Scientist Rafael Yuste, promoter of the largest initiative to understand the brain, calls on governments to create new laws to address the risks of neurotechnology.
“We have a historical responsibility. We are at a time when we can decide what kind of humanity we want.” They are capital words, as much as the challenge that Rafael Yuste poses. This Spanish neuroscientist, professor at Columbia University (USA), is whispered in his conscience by the ghosts of other great scientists in history who opened Pandora’s box. He, who has promoted the Brain initiative, the biggest bet to discover the secrets of the brain, does not evade his responsibility: “I carry it as a duty”. Yuste knows very well what his field, neurotechnology, is already capable of seeing and doing in our minds. And he fears that it will get out of hand if it is not regulated. That is why he calls on governments around the world to create and protect new rights: neurorights.
“The maximum privacy of a person is what they think, but now it is beginning to be possible to decipher it,” warns Yuste
Last year, Yuste managed to manipulate the behavior of some mice. And she did it by tapping into the tiny brains of these rodents, trained to sip juice when they see vertical lines on a screen. Yuste and his team had targeted the specific neurons that were firing at that moment and stimulated them directly when the bars were not visible on the screen. But the mice slurped juice as if they had seen them. “Here in Columbia a colleague of mine has developed a wireless visual prosthesis for the blind with a million electrodes, which allows a person to connect to the network. But it can also be used to create soldiers with super abilities”, warns Yuste. This device, financed by Darpa (the research agency of the US Army), could stimulate up to 100,000 neurons,
“In the short term, the most imminent danger is the loss of mental privacy,” warns Yuste, who launched his initiative for neurorights after discussing it in Columbia with a team of twenty-five specialists in neuroscience, law and ethics called the Morningside Group.. Many companies have already developed devices, usually in the form of a headband, to record the brain activity of users who want to mentally control drones and cars, or measure the level of concentration or stress of workers, as is the case with public drivers in China. They are also being used there with schoolchildren: the headband reads their brain waves and a little light shows the teacher the level of her concentration. The problem is that the company that sells them, BrainCo, aspires to obtain the largest database of this type of brain activity. The more data you have, the better and more valuable your readings will be, of course. When the technology industry has spent a decade extracting all the data they can get from the use of applications and devices,

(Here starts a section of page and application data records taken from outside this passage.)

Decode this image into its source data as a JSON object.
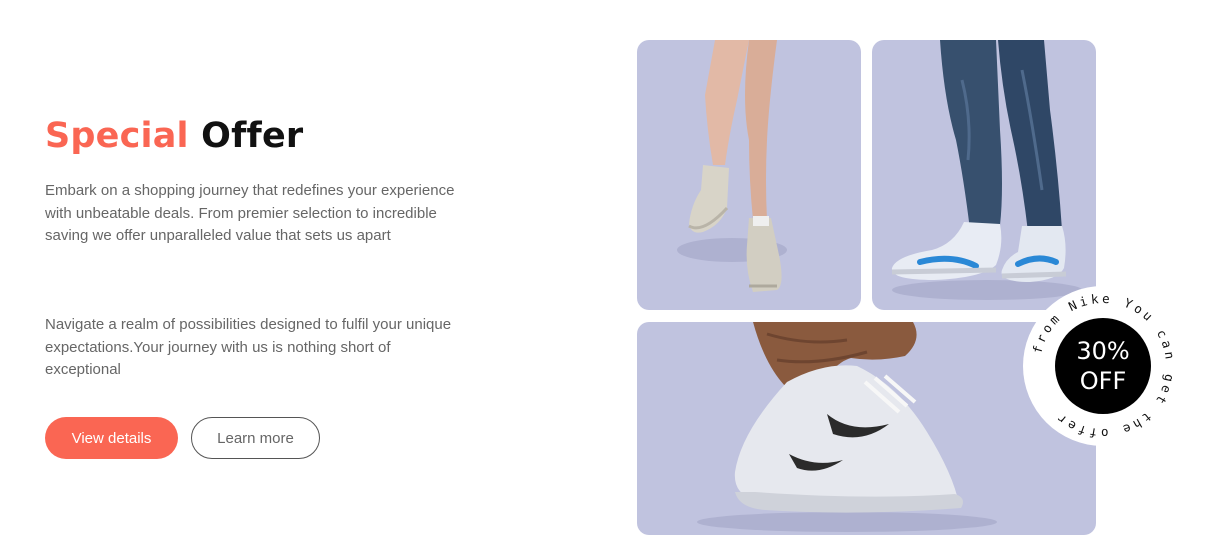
{
  "offer": {
    "title_accent": "Special",
    "title_rest": "Offer",
    "paragraph1": "Embark on a shopping journey that redefines your experience with unbeatable deals. From premier selection to incredible saving we offer unparalleled value that sets us apart",
    "paragraph2": "Navigate a realm of possibilities designed to fulfil your unique expectations.Your journey with us is nothing short of exceptional",
    "primary_button": "View details",
    "secondary_button": "Learn more"
  },
  "badge": {
    "line1": "30%",
    "line2": "OFF",
    "ring_text": "from Nike You can get the offer"
  },
  "colors": {
    "accent": "#fa6653",
    "card_background": "#c0c3df",
    "title_dark": "#111111",
    "text_gray": "#666666"
  },
  "images": [
    {
      "name": "legs-in-sneakers-image"
    },
    {
      "name": "jeans-with-blue-sneakers-image"
    },
    {
      "name": "white-nike-sneaker-image"
    }
  ]
}
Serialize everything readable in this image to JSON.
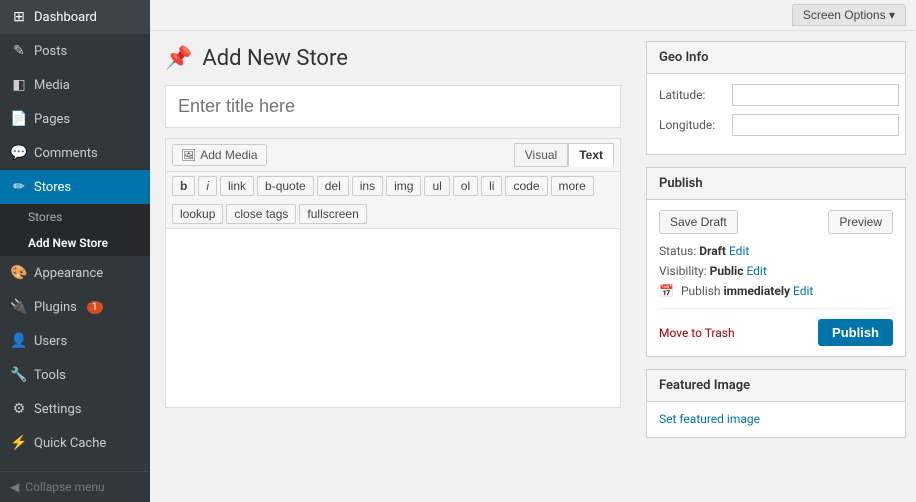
{
  "topbar": {
    "screen_options_label": "Screen Options"
  },
  "sidebar": {
    "items": [
      {
        "id": "dashboard",
        "label": "Dashboard",
        "icon": "⊞"
      },
      {
        "id": "posts",
        "label": "Posts",
        "icon": "📝"
      },
      {
        "id": "media",
        "label": "Media",
        "icon": "🖼"
      },
      {
        "id": "pages",
        "label": "Pages",
        "icon": "📄"
      },
      {
        "id": "comments",
        "label": "Comments",
        "icon": "💬"
      },
      {
        "id": "stores",
        "label": "Stores",
        "icon": "✏"
      }
    ],
    "stores_submenu": [
      {
        "id": "stores-list",
        "label": "Stores"
      },
      {
        "id": "add-new-store",
        "label": "Add New Store"
      }
    ],
    "bottom_items": [
      {
        "id": "appearance",
        "label": "Appearance",
        "icon": "🎨"
      },
      {
        "id": "plugins",
        "label": "Plugins",
        "icon": "🔌",
        "badge": "1"
      },
      {
        "id": "users",
        "label": "Users",
        "icon": "👤"
      },
      {
        "id": "tools",
        "label": "Tools",
        "icon": "🔧"
      },
      {
        "id": "settings",
        "label": "Settings",
        "icon": "⚙"
      },
      {
        "id": "quick-cache",
        "label": "Quick Cache",
        "icon": "⚡"
      }
    ],
    "collapse_label": "Collapse menu"
  },
  "page": {
    "title": "Add New Store",
    "title_icon": "📌",
    "title_input_placeholder": "Enter title here"
  },
  "editor": {
    "add_media_label": "Add Media",
    "visual_tab": "Visual",
    "text_tab": "Text",
    "toolbar_buttons": [
      {
        "id": "bold",
        "label": "b",
        "style": "bold"
      },
      {
        "id": "italic",
        "label": "i",
        "style": "italic"
      },
      {
        "id": "link",
        "label": "link"
      },
      {
        "id": "b-quote",
        "label": "b-quote"
      },
      {
        "id": "del",
        "label": "del"
      },
      {
        "id": "ins",
        "label": "ins"
      },
      {
        "id": "img",
        "label": "img"
      },
      {
        "id": "ul",
        "label": "ul"
      },
      {
        "id": "ol",
        "label": "ol"
      },
      {
        "id": "li",
        "label": "li"
      },
      {
        "id": "code",
        "label": "code"
      },
      {
        "id": "more",
        "label": "more"
      }
    ],
    "toolbar_row2": [
      {
        "id": "lookup",
        "label": "lookup"
      },
      {
        "id": "close-tags",
        "label": "close tags"
      },
      {
        "id": "fullscreen",
        "label": "fullscreen"
      }
    ]
  },
  "geo_info": {
    "title": "Geo Info",
    "latitude_label": "Latitude:",
    "longitude_label": "Longitude:"
  },
  "publish_box": {
    "title": "Publish",
    "save_draft_label": "Save Draft",
    "preview_label": "Preview",
    "status_label": "Status:",
    "status_value": "Draft",
    "status_edit": "Edit",
    "visibility_label": "Visibility:",
    "visibility_value": "Public",
    "visibility_edit": "Edit",
    "publish_label": "Publish",
    "publish_immediately_label": "immediately",
    "publish_edit": "Edit",
    "move_to_trash_label": "Move to Trash",
    "publish_btn_label": "Publish"
  },
  "featured_image": {
    "title": "Featured Image",
    "set_link": "Set featured image"
  }
}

“What worries me most urgently is the decryption of neurodata : the maximum privacy of a person is what they think, but now it is beginning to be possible to decrypt it,” warns Yuste. “We are doing it daily in laboratories with mice, as soon as private companies have access to this information, laugh at the privacy problems we have had so far with mobile phones. That is why we need neurorights, because it is a rights problem humans,” he sums up. The neuroscientist wants to alert the population because “there is no regulation and it affects basic human rights.”
The group promoted by Rafael Yuste develops its concerns around five neurorights :
1.- Right to personal identity . These specialists fear that connecting brains to computers will dilute people’s identity. When algorithms help make decisions, the selves of individuals can become blurred.
2.- Right to free will . This neuroright is closely connected with that of personal identity. When we have external tools that interfere with our decisions, the human ability to decide their future can be compromised.
3.- Right to mental privacy . Neurotechnology tools that interact with brains will have the capacity to collect all kinds of information about subjects in the most private sphere we can imagine: their thoughts. Experts consider it essential to preserve the inviolability of the ‘neurodata’ generated by human brains.
4.- Right to equitable access to augmentation technologies. Yuste believes that neurotechnologies will bring innumerable benefits to humans, but he fears that the inequalities and privileges of a few, who have access to these new human capacities, will multiply.
5.- Right to protection against bias and discrimination. In recent years we have known numerous cases in which programs and algorithms multiply prejudices and biases. This right intends that these failures are searched before starting.